Following a partnership agreement established last September, this month Renault Group in Europe will begin assembly of Bolloré’s Bluecar.

Known in the U.S. as the carsharing vehicles of choice by Indianapolis’ “Blue Indy” program, the Bluecars are the brainchild of bllionaire Vincent Bolloré to create affordable, sustainable electric cars for the masses.

SEE ALSO: BlueIndy Car Sharing Poised To Bring 500 EVs to Indianapolis

Cars spec’d for use in Indianapolis employ proprietary solid-state 30-kilowatt-hour lithium-metal polymer (LMP) batteries.

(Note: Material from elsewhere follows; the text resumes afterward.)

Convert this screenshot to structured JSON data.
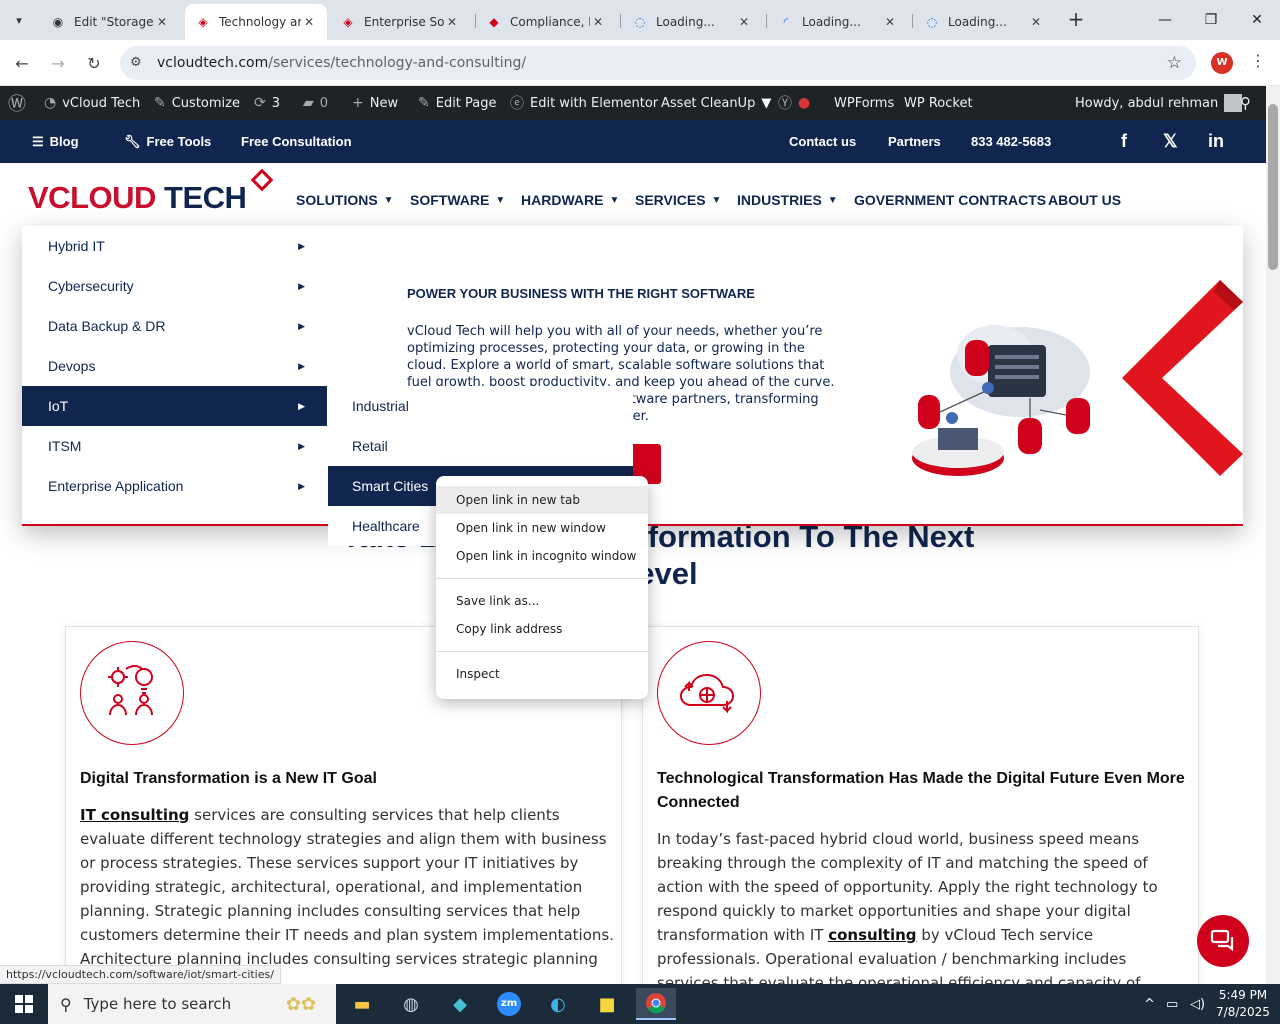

Nissan’s Leaf has a 24-kwh battery, and only rumors now have it that the 2016 Leaf may be getting a 30-kwh pack.


There’s no word that these cars will be sold to retail consumers in the U.S. though they otherwise do operate here. Priced as a limited-availability car to consumers in Europe – sans leased battery – for around $16,000, as peppy rental cars, they are “sturdy” and elemental transportation with 120-150-mile urban range, and estimated 93 miles highway range.

At this juncture, plans are for Groupe Renault’s Dieppe plant in northern France to assemble the all-electric city cars from bodies and parts brought in by Bolloré.

At the same time, Groupe Bolloré is phasing in assembly by Groupe Renault of its Bluecar model. The Pininfarina designed car was previously made only in Italy.

Renault plant.

Renault Dieppe plant.

Renault touts the agreement at Dieppe as “warmly welcomed for its positive impact on employment and as a sign of recognition of the plant’s capabilities and know-how.”

The Dieppe plant is an appropriate place to do the job, as it specializes in small production runs.

Currently it makes Clio RS 200 EDC and competition vehicles.

To handle the Bluecar, a dedicated assembly shop has been set up within the plant and 30 people are expected in time to be employed on the project.

The modern production system is in turn a plus for Bollare to further its goals.